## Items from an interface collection
========
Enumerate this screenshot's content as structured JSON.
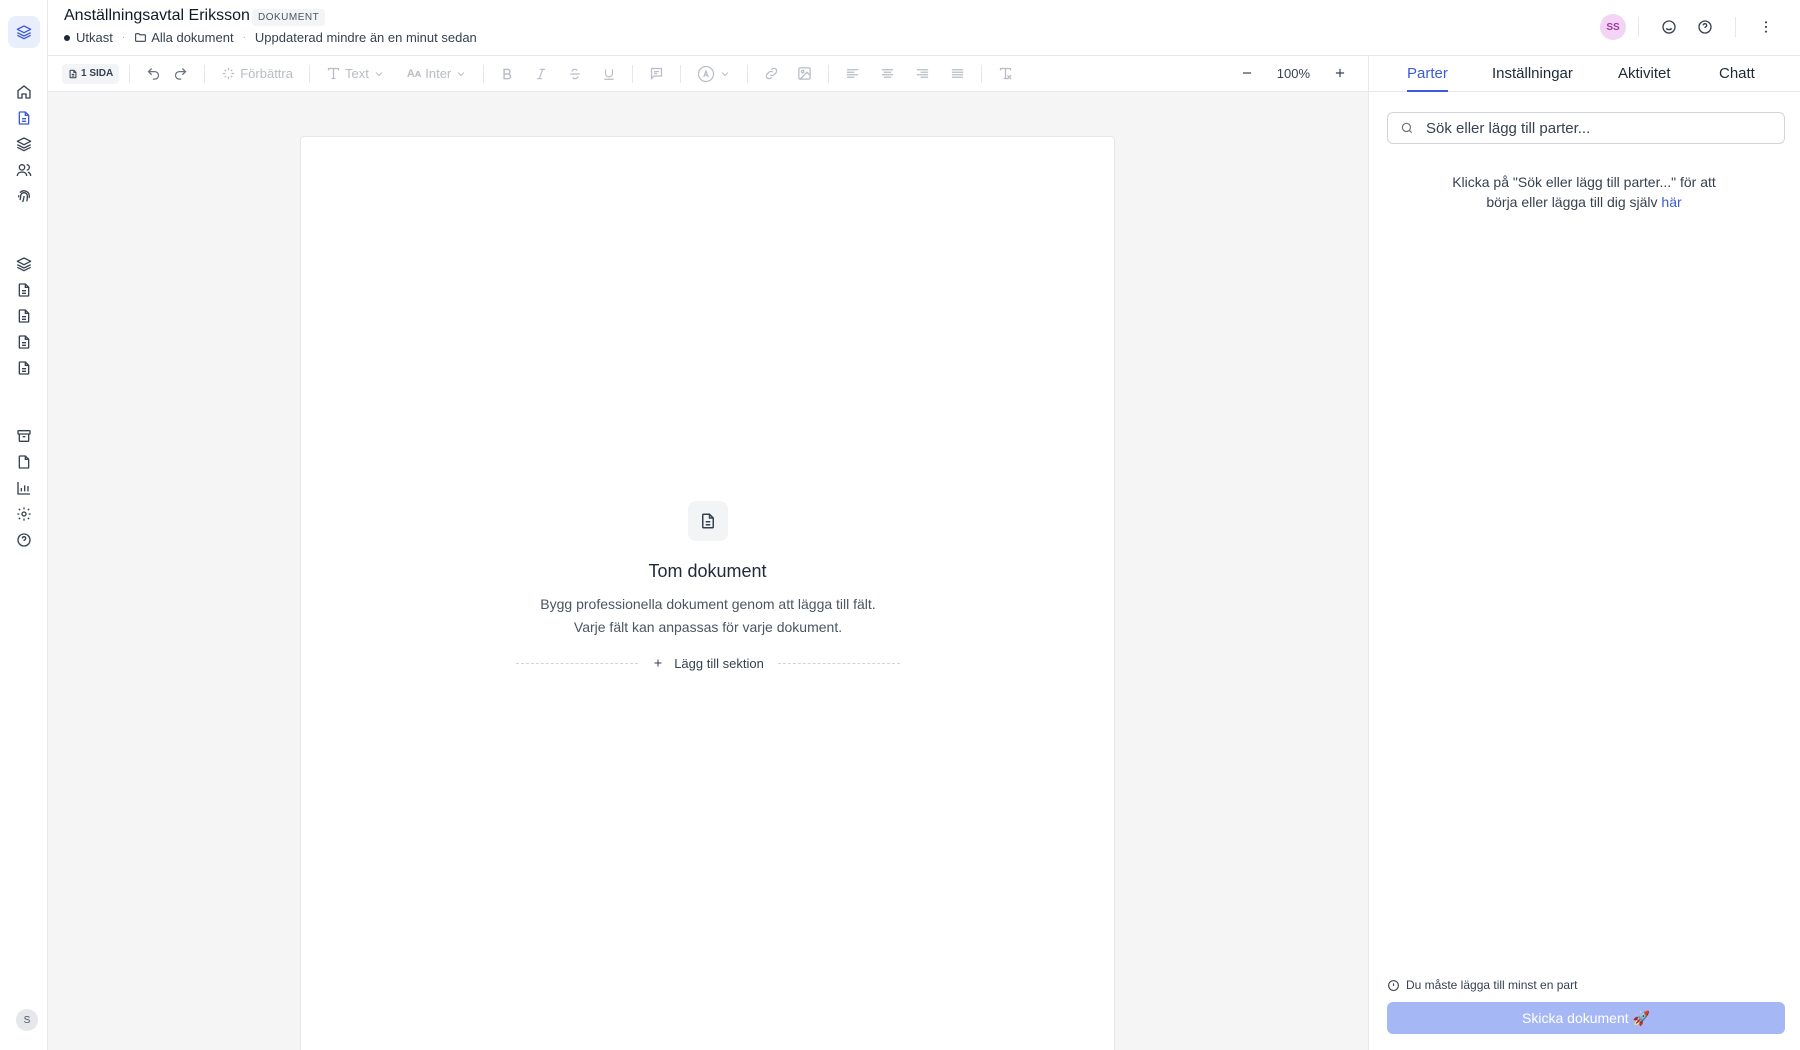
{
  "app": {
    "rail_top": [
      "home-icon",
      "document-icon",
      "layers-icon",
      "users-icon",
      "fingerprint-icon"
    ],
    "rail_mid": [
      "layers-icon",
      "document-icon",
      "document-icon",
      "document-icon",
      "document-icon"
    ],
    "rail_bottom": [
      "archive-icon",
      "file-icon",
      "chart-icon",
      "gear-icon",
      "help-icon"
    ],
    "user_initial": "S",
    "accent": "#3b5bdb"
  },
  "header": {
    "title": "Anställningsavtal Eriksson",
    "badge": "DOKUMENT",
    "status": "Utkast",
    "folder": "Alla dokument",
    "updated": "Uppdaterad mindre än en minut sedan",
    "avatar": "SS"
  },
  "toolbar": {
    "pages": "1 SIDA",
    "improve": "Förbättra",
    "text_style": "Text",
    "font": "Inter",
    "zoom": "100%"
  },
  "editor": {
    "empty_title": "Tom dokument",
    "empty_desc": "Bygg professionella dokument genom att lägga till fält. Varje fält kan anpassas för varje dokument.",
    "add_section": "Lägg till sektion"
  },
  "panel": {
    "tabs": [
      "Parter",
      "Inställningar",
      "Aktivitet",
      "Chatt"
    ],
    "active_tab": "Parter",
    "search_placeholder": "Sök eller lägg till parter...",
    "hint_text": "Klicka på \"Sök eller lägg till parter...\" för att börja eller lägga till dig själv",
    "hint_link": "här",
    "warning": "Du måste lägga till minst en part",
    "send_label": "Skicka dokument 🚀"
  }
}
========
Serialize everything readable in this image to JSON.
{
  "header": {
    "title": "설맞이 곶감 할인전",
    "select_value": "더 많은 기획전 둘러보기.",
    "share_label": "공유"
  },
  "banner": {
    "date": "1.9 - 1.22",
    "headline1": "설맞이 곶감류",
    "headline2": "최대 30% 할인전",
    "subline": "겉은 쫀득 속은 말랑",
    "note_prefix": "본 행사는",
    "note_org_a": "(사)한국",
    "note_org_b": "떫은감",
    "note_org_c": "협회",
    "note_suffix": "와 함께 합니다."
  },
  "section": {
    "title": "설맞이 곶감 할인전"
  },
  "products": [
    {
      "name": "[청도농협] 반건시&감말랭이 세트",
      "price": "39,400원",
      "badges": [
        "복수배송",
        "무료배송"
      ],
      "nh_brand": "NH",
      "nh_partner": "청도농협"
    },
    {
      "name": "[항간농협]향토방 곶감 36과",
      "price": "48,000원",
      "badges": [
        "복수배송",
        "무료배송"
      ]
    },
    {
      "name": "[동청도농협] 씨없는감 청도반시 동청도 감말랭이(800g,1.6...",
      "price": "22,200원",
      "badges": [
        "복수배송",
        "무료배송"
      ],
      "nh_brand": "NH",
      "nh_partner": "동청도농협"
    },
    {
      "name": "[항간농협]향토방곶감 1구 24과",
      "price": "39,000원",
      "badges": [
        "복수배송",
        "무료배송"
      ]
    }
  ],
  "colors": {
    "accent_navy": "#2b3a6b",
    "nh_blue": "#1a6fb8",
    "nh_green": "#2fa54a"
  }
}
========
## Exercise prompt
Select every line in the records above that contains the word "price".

## Worked solution
      "price": "39,400원",
      "price": "48,000원",
      "price": "22,200원",
      "price": "39,000원",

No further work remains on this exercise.